+++ EXCERPTED DATA

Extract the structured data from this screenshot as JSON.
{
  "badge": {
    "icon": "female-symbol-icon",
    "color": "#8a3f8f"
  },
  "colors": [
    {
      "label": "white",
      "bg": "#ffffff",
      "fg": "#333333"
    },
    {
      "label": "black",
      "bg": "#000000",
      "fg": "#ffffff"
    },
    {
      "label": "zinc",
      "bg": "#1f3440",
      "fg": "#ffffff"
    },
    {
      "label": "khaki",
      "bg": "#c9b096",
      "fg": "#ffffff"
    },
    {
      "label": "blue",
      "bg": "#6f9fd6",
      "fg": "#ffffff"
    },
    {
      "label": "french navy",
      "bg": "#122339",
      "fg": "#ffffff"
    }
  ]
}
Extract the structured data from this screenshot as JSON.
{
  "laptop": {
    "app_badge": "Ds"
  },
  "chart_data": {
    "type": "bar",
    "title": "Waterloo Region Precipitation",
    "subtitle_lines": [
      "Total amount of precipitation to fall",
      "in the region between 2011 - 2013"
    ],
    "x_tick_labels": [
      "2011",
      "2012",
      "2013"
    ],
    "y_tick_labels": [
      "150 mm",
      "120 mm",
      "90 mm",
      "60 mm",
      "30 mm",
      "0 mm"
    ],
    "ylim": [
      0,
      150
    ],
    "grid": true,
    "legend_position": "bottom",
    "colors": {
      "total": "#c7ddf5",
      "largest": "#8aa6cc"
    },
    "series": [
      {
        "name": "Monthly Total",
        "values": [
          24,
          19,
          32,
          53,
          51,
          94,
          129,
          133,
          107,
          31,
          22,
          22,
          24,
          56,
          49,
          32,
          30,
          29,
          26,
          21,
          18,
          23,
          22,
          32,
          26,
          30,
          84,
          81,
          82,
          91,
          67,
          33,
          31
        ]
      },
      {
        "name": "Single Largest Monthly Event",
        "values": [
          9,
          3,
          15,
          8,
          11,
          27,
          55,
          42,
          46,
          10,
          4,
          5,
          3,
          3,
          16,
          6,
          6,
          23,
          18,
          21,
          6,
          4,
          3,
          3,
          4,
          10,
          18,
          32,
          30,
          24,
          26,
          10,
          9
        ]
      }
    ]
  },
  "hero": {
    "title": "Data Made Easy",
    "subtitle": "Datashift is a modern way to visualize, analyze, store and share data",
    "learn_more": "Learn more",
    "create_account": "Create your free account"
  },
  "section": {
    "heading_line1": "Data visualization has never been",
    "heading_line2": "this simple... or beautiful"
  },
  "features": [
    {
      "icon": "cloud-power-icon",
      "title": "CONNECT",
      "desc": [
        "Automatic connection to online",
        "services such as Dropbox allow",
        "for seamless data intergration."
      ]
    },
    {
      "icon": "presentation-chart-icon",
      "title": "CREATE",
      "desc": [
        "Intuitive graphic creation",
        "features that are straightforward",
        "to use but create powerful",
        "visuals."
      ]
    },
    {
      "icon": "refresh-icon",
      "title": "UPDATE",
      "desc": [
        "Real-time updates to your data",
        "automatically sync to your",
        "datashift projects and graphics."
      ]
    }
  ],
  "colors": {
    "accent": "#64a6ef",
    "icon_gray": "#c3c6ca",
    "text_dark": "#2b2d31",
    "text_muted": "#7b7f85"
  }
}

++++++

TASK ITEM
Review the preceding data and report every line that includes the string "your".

OUTPUT OF THE TASK
    "create_account": "Create your free account"
        "Real-time updates to your data",
        "automatically sync to your",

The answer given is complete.